• _What you are asked to do_:
Images are to be excluded, and the rest of the data repeated exactly.

____

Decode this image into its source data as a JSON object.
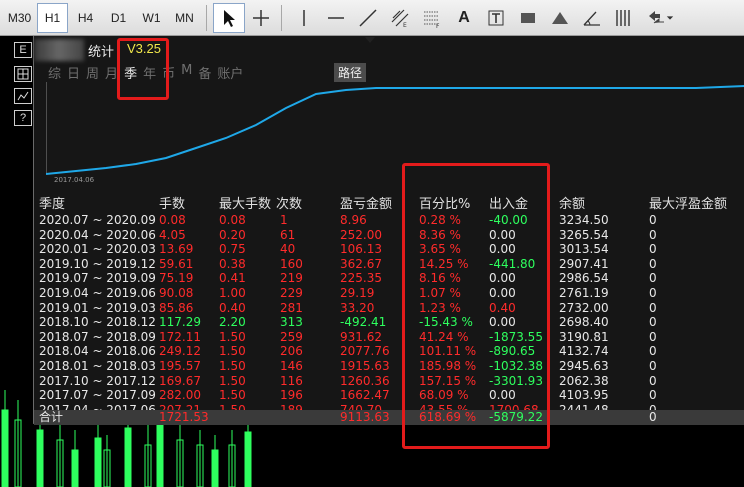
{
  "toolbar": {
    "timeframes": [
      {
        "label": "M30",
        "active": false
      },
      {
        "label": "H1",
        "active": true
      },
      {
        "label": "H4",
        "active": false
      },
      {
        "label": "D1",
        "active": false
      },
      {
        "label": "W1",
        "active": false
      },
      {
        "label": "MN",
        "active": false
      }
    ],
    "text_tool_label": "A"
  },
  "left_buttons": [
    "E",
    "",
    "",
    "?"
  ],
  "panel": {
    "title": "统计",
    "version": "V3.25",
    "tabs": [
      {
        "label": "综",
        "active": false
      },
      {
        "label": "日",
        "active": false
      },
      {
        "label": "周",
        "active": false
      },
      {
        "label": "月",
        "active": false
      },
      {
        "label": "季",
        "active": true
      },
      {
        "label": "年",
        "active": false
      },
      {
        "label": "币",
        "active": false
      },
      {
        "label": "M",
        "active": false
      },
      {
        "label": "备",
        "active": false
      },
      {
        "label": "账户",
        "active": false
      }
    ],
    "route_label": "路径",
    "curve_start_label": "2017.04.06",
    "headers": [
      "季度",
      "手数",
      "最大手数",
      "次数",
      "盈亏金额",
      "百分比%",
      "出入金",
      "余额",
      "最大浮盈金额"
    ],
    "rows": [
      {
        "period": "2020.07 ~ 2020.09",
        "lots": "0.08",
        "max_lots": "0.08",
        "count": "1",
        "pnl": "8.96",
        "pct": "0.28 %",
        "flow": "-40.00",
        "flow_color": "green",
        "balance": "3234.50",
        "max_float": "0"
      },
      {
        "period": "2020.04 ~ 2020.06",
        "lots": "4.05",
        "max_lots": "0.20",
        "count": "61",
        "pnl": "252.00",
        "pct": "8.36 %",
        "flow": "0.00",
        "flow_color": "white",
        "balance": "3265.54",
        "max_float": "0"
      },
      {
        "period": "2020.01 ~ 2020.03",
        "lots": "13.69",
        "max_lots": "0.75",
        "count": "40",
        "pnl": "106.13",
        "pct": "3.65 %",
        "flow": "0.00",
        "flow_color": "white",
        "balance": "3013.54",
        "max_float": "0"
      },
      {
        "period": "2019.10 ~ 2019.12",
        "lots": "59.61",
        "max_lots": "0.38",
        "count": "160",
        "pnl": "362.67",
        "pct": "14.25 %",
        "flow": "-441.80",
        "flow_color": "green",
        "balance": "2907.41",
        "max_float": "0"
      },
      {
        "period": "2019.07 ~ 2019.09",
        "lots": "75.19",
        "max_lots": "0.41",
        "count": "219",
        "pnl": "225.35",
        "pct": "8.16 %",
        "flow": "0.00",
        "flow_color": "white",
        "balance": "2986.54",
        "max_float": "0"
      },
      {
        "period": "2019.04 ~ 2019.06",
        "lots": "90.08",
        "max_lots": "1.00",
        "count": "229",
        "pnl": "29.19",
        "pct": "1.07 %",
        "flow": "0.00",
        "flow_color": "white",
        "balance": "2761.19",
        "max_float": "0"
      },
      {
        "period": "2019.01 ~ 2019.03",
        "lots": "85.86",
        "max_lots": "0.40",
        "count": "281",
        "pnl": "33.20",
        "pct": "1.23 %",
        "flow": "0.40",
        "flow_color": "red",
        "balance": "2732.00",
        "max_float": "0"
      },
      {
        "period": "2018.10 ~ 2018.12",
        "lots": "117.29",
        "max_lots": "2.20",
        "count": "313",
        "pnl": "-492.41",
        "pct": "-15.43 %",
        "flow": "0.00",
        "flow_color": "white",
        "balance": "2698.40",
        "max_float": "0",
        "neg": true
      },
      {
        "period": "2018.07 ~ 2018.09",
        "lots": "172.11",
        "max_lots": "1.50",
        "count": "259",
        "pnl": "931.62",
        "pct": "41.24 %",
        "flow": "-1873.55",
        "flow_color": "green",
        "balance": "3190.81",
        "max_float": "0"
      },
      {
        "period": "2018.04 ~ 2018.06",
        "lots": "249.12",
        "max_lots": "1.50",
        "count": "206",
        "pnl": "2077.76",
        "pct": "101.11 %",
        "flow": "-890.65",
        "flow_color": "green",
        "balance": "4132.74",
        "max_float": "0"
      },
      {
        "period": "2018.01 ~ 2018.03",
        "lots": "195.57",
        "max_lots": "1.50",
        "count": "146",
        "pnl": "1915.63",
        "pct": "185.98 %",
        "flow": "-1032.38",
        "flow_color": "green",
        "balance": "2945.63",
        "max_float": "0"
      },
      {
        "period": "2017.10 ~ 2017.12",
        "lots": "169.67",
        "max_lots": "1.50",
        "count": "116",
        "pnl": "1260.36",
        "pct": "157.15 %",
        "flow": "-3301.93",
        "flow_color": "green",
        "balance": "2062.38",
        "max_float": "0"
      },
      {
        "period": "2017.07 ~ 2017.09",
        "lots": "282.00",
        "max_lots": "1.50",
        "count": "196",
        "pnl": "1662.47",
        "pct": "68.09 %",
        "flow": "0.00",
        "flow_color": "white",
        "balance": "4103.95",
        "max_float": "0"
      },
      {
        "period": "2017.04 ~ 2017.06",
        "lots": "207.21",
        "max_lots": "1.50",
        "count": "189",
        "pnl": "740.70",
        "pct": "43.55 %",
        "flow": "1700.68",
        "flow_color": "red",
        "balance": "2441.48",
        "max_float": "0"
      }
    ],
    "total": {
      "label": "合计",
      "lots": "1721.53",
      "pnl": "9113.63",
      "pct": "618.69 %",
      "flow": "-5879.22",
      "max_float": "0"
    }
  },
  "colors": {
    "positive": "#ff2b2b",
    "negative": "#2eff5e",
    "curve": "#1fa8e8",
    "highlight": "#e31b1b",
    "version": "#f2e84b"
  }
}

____

• _Your response_:
Decode this image into its source data as a JSON object.
{
  "toolbar": {
    "timeframes": [
      {
        "label": "M30",
        "active": false
      },
      {
        "label": "H1",
        "active": true
      },
      {
        "label": "H4",
        "active": false
      },
      {
        "label": "D1",
        "active": false
      },
      {
        "label": "W1",
        "active": false
      },
      {
        "label": "MN",
        "active": false
      }
    ],
    "text_tool_label": "A"
  },
  "left_buttons": [
    "E",
    "",
    "",
    "?"
  ],
  "panel": {
    "title": "统计",
    "version": "V3.25",
    "tabs": [
      {
        "label": "综",
        "active": false
      },
      {
        "label": "日",
        "active": false
      },
      {
        "label": "周",
        "active": false
      },
      {
        "label": "月",
        "active": false
      },
      {
        "label": "季",
        "active": true
      },
      {
        "label": "年",
        "active": false
      },
      {
        "label": "币",
        "active": false
      },
      {
        "label": "M",
        "active": false
      },
      {
        "label": "备",
        "active": false
      },
      {
        "label": "账户",
        "active": false
      }
    ],
    "route_label": "路径",
    "curve_start_label": "2017.04.06",
    "headers": [
      "季度",
      "手数",
      "最大手数",
      "次数",
      "盈亏金额",
      "百分比%",
      "出入金",
      "余额",
      "最大浮盈金额"
    ],
    "rows": [
      {
        "period": "2020.07 ~ 2020.09",
        "lots": "0.08",
        "max_lots": "0.08",
        "count": "1",
        "pnl": "8.96",
        "pct": "0.28 %",
        "flow": "-40.00",
        "flow_color": "green",
        "balance": "3234.50",
        "max_float": "0"
      },
      {
        "period": "2020.04 ~ 2020.06",
        "lots": "4.05",
        "max_lots": "0.20",
        "count": "61",
        "pnl": "252.00",
        "pct": "8.36 %",
        "flow": "0.00",
        "flow_color": "white",
        "balance": "3265.54",
        "max_float": "0"
      },
      {
        "period": "2020.01 ~ 2020.03",
        "lots": "13.69",
        "max_lots": "0.75",
        "count": "40",
        "pnl": "106.13",
        "pct": "3.65 %",
        "flow": "0.00",
        "flow_color": "white",
        "balance": "3013.54",
        "max_float": "0"
      },
      {
        "period": "2019.10 ~ 2019.12",
        "lots": "59.61",
        "max_lots": "0.38",
        "count": "160",
        "pnl": "362.67",
        "pct": "14.25 %",
        "flow": "-441.80",
        "flow_color": "green",
        "balance": "2907.41",
        "max_float": "0"
      },
      {
        "period": "2019.07 ~ 2019.09",
        "lots": "75.19",
        "max_lots": "0.41",
        "count": "219",
        "pnl": "225.35",
        "pct": "8.16 %",
        "flow": "0.00",
        "flow_color": "white",
        "balance": "2986.54",
        "max_float": "0"
      },
      {
        "period": "2019.04 ~ 2019.06",
        "lots": "90.08",
        "max_lots": "1.00",
        "count": "229",
        "pnl": "29.19",
        "pct": "1.07 %",
        "flow": "0.00",
        "flow_color": "white",
        "balance": "2761.19",
        "max_float": "0"
      },
      {
        "period": "2019.01 ~ 2019.03",
        "lots": "85.86",
        "max_lots": "0.40",
        "count": "281",
        "pnl": "33.20",
        "pct": "1.23 %",
        "flow": "0.40",
        "flow_color": "red",
        "balance": "2732.00",
        "max_float": "0"
      },
      {
        "period": "2018.10 ~ 2018.12",
        "lots": "117.29",
        "max_lots": "2.20",
        "count": "313",
        "pnl": "-492.41",
        "pct": "-15.43 %",
        "flow": "0.00",
        "flow_color": "white",
        "balance": "2698.40",
        "max_float": "0",
        "neg": true
      },
      {
        "period": "2018.07 ~ 2018.09",
        "lots": "172.11",
        "max_lots": "1.50",
        "count": "259",
        "pnl": "931.62",
        "pct": "41.24 %",
        "flow": "-1873.55",
        "flow_color": "green",
        "balance": "3190.81",
        "max_float": "0"
      },
      {
        "period": "2018.04 ~ 2018.06",
        "lots": "249.12",
        "max_lots": "1.50",
        "count": "206",
        "pnl": "2077.76",
        "pct": "101.11 %",
        "flow": "-890.65",
        "flow_color": "green",
        "balance": "4132.74",
        "max_float": "0"
      },
      {
        "period": "2018.01 ~ 2018.03",
        "lots": "195.57",
        "max_lots": "1.50",
        "count": "146",
        "pnl": "1915.63",
        "pct": "185.98 %",
        "flow": "-1032.38",
        "flow_color": "green",
        "balance": "2945.63",
        "max_float": "0"
      },
      {
        "period": "2017.10 ~ 2017.12",
        "lots": "169.67",
        "max_lots": "1.50",
        "count": "116",
        "pnl": "1260.36",
        "pct": "157.15 %",
        "flow": "-3301.93",
        "flow_color": "green",
        "balance": "2062.38",
        "max_float": "0"
      },
      {
        "period": "2017.07 ~ 2017.09",
        "lots": "282.00",
        "max_lots": "1.50",
        "count": "196",
        "pnl": "1662.47",
        "pct": "68.09 %",
        "flow": "0.00",
        "flow_color": "white",
        "balance": "4103.95",
        "max_float": "0"
      },
      {
        "period": "2017.04 ~ 2017.06",
        "lots": "207.21",
        "max_lots": "1.50",
        "count": "189",
        "pnl": "740.70",
        "pct": "43.55 %",
        "flow": "1700.68",
        "flow_color": "red",
        "balance": "2441.48",
        "max_float": "0"
      }
    ],
    "total": {
      "label": "合计",
      "lots": "1721.53",
      "pnl": "9113.63",
      "pct": "618.69 %",
      "flow": "-5879.22",
      "max_float": "0"
    }
  },
  "colors": {
    "positive": "#ff2b2b",
    "negative": "#2eff5e",
    "curve": "#1fa8e8",
    "highlight": "#e31b1b",
    "version": "#f2e84b"
  }
}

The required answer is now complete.